== Task requirements ==
Filter the entries for the word "sopa". Copy each line that has it.

··· Exercise data ···

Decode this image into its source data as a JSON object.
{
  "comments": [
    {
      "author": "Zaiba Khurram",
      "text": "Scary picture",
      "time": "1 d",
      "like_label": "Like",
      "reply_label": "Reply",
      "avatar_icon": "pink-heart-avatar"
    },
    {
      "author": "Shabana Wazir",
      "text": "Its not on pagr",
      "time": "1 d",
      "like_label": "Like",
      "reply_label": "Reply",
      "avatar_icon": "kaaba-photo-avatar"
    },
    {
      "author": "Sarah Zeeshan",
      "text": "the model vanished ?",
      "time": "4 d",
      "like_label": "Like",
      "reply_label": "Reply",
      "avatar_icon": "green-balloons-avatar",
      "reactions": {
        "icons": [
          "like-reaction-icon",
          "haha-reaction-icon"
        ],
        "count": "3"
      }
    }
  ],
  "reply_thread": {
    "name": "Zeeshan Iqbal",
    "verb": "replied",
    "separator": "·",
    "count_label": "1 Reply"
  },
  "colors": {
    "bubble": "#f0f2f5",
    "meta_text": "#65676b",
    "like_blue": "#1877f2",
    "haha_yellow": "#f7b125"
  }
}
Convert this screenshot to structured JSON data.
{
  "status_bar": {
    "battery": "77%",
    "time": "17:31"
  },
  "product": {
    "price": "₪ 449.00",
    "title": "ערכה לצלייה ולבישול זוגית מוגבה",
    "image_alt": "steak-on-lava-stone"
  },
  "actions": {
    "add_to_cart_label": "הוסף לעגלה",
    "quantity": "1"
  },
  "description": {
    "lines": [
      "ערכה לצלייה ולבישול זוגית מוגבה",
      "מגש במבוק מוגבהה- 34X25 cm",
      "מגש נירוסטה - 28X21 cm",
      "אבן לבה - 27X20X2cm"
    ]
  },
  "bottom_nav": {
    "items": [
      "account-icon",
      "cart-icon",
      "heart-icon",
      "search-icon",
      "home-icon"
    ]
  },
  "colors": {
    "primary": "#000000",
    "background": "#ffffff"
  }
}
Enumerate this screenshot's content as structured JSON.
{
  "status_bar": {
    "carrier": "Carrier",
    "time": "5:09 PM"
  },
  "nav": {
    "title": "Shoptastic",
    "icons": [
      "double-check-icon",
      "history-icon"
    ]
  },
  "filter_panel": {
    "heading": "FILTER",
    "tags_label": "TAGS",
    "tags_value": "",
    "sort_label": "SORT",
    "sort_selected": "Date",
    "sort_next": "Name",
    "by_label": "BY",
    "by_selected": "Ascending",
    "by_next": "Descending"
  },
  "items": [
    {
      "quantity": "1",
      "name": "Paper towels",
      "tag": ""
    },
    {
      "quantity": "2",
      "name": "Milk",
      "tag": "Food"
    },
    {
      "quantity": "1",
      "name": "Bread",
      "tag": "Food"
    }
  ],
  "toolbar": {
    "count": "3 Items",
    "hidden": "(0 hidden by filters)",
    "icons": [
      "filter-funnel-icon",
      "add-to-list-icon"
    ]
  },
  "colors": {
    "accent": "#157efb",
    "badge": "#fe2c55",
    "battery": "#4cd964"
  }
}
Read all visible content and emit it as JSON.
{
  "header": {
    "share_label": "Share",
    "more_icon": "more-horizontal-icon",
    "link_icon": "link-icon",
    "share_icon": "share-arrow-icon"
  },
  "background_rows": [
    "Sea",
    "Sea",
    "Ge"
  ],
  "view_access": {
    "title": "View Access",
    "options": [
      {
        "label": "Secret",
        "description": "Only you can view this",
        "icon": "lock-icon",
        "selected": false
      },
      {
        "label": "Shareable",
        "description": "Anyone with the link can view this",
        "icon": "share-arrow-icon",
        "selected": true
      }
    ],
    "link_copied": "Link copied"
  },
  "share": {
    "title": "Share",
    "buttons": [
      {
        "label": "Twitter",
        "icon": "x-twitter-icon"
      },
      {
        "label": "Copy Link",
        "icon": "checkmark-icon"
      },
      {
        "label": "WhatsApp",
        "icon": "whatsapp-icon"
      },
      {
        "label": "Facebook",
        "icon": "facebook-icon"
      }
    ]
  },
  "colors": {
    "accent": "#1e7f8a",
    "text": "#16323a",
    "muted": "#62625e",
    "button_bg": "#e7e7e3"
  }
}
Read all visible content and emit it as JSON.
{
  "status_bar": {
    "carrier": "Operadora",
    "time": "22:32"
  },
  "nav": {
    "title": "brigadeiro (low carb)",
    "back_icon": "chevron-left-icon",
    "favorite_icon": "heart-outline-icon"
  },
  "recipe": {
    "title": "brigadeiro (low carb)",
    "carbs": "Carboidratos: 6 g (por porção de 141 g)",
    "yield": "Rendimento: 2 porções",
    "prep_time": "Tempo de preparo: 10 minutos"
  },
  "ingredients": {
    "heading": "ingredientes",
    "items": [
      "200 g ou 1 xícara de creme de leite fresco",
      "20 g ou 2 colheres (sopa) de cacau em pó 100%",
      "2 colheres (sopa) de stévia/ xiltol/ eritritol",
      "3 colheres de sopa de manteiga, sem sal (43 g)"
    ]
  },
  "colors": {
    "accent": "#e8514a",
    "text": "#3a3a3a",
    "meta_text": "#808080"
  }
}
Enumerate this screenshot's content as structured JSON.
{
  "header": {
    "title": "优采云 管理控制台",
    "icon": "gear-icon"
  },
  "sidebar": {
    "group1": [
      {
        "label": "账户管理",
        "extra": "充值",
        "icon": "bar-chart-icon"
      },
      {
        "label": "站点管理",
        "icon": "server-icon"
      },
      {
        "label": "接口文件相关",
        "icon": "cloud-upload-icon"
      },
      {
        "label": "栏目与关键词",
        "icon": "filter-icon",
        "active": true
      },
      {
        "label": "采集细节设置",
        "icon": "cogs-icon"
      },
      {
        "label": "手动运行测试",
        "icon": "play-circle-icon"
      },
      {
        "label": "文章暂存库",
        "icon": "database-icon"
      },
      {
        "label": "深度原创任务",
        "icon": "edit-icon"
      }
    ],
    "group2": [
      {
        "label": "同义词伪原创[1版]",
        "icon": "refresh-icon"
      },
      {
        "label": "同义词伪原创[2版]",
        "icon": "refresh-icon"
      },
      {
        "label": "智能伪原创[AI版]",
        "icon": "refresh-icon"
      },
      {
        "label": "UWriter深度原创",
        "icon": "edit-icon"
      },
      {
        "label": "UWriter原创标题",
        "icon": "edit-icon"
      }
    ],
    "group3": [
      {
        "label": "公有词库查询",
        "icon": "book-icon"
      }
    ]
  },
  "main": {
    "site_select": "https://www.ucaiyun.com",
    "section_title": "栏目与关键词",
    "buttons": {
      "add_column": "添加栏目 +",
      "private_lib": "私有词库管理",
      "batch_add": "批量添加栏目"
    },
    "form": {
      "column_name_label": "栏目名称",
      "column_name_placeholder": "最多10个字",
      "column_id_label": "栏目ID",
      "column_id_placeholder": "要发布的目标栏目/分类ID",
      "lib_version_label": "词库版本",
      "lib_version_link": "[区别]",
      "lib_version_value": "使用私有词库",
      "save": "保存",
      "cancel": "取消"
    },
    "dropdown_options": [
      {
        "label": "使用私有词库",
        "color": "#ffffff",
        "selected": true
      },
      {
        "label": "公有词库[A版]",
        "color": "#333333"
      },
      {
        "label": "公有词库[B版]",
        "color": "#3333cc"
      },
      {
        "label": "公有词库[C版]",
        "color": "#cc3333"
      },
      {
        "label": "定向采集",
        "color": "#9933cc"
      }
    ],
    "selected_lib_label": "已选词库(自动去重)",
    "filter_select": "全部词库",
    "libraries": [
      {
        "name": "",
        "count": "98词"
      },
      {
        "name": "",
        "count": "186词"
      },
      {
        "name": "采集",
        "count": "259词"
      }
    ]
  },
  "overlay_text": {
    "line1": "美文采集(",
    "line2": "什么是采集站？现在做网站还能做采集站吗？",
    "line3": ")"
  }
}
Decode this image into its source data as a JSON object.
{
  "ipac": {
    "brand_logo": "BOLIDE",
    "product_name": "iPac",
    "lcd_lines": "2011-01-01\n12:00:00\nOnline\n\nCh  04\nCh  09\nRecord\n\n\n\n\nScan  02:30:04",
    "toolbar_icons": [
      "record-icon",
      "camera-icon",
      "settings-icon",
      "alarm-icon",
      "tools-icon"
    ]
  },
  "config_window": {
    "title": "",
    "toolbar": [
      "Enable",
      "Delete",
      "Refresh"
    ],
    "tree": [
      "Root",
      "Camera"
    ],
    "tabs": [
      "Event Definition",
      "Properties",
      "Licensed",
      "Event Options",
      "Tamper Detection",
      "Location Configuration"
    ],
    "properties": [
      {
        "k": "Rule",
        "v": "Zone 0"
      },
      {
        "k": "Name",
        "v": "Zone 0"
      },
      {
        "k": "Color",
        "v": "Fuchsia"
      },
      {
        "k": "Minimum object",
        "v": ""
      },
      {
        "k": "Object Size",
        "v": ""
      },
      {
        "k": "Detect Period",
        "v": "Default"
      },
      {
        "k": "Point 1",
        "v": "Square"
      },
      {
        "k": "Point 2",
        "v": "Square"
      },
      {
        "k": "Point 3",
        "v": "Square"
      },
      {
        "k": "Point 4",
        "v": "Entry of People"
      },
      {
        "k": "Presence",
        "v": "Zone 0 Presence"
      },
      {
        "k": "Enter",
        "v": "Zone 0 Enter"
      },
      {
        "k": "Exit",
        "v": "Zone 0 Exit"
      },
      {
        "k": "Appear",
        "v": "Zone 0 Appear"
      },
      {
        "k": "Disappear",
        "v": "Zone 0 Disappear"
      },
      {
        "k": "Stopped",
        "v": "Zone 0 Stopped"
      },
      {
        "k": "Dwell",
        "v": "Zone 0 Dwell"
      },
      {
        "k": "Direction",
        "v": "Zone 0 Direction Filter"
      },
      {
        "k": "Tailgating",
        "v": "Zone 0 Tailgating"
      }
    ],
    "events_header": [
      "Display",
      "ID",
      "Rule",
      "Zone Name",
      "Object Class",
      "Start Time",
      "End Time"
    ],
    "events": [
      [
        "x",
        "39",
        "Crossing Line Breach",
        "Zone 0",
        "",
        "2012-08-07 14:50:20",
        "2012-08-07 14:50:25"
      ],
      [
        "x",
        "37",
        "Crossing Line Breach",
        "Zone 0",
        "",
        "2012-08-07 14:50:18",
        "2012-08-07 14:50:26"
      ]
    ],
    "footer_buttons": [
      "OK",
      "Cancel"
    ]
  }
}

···

== Result of the exercise ==
      "20 g ou 2 colheres (sopa) de cacau em pó 100%",
      "2 colheres (sopa) de stévia/ xiltol/ eritritol",
      "3 colheres de sopa de manteiga, sem sal (43 g)"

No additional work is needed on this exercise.